There are many benefits associated with cleaning between diamond tool grits. These include:
Always having a clean job site.
It’s professional, more efficient, shows you care and gives the crew a morale boost!
Allows for easier inspection.
Inspecting the floor for random scratches between grits allows you to catch a problem before it happens. I use a thick carpenter’s pencil and mark each scratch or imperfection I find. This can be helpful since job sites are often not well lit. And with all the goings on, it’s easy to get distracted and forget to process something.
By identifying the issue, you can choose to do a crosshatch of the same diamond tool grit if it’s an extensive issue. Or you can use a hand grinder to quickly fix something right then.
Allows the aggregate reveal to be quantified.
For example, after your first grit if you’re required to achieve Class B sand aggregate and you clean well, you may see that you have already done that. Crosshatching should be performed with no weights.
Or the solution may be the opposite. Say only 50% of the floor is sand aggregate and the other 50% is Class A cement fines. In that case, move your weights forward or add more weight. Or you could do half passes instead of one-third overlaps. Adjustments allow for quality floors to happen.
Allows the appearance to be quantified.
For example, the project you’re working on requires a gloss of 30+ a DOI (distinction of image) of 50+, and a haze of 10 or under. After the first resin diamond (50, 100 or 200 grit), putting the meter on the floor and evaluating the numbers are crucial. If the gloss is good but the DOI is low, it’s extremely important to maximally refine that step.
In some cases run that resin again (crosshatching). Or crosshatch with the next resin or do half passing, crosshatching and a diagonal pass. Doing these at the initial stage will save time rather than getting to the 800 grit and not meeting these numbers.

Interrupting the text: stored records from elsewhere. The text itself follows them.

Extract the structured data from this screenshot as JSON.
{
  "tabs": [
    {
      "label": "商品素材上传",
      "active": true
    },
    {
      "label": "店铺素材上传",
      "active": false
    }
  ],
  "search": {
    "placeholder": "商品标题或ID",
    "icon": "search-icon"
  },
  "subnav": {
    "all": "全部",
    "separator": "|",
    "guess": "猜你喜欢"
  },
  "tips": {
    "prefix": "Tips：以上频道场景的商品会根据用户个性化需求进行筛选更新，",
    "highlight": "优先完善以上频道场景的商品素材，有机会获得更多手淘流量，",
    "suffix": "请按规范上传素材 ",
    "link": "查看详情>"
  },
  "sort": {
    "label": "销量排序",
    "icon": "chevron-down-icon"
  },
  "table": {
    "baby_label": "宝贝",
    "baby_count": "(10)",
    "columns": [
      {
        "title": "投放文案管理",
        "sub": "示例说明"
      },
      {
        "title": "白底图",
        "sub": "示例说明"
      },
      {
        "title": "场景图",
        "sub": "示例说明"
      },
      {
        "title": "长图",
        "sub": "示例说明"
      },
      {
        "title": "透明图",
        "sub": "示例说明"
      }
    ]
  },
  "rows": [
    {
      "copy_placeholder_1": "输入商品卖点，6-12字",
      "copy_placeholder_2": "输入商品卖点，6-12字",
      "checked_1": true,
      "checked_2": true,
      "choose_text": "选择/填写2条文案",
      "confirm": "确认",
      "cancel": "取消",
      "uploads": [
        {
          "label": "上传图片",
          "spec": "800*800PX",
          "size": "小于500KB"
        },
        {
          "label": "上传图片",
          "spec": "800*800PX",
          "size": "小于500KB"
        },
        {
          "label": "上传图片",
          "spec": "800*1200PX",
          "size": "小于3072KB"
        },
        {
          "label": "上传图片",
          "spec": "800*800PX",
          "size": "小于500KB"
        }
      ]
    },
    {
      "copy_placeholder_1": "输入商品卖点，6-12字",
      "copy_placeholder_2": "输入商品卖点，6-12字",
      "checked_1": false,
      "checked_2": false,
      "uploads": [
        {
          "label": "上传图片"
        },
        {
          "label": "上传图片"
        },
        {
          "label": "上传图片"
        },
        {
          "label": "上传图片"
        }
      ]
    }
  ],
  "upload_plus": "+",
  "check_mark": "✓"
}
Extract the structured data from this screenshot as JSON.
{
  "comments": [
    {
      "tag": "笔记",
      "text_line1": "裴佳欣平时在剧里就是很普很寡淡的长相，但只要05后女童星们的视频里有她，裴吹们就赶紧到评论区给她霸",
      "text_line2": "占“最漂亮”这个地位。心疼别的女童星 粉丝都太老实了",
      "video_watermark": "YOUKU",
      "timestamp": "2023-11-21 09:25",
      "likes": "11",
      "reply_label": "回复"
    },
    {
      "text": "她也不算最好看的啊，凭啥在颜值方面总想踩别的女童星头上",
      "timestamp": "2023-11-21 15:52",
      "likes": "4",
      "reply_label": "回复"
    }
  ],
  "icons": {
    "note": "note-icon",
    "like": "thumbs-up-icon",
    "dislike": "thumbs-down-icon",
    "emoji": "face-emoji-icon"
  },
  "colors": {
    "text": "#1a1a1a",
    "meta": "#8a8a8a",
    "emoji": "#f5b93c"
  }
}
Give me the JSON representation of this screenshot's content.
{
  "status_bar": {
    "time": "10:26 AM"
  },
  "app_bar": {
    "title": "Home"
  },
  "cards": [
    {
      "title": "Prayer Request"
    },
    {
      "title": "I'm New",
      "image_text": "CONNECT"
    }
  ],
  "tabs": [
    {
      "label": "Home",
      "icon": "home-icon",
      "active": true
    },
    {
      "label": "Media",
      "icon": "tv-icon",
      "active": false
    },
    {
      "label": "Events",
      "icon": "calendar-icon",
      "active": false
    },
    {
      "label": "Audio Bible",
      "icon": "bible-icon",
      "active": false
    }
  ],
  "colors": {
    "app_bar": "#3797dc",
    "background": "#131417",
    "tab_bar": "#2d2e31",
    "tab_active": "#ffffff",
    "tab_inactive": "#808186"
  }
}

Removes items from the floor that could scratch.
When trapped under the grinder, things like loose diamonds, dirt from wheels/shoes or screws can damage the tooling or create random scratches. Clean even when there’s no aggregate reveal class or appearance level required. The floor quality depends upon it.
Here’s the tip:
Make cleaning between steps a habit you won’t quit.
Vacuuming is good.
Vacuuming will remove 90% of the concrete dust and other debris including the diamond grit that has fallen out of the diamond tooling during that last pass. However, it won’t remove the surface powder. This makes it more difficult to see random scratches and measure the gloss, DOI and/or haze.
To test for surface powder, wipe a dark-colored cloth across the surface. If it’s present, the cloth will be dusty white.
Auto-scrubbing is preferred.
Auto-scrubbing will remove +90% of the concrete dust debris, diamond grit and powder from the floor and off the surface. It makes it much easier to find the hidden issues and evaluate the scratch pattern, discover corn rows, and measure the gloss, DOI and/or haze.
Discovering the problems while processing the floor ensures a quality product that doesn’t need further processing. There’ll be no need to put on a lower grit and reprocess/rework the floor.
Remember: Rework = loss of profit.
If you avoid reworking, your profit, job satisfaction and reputation will benefit!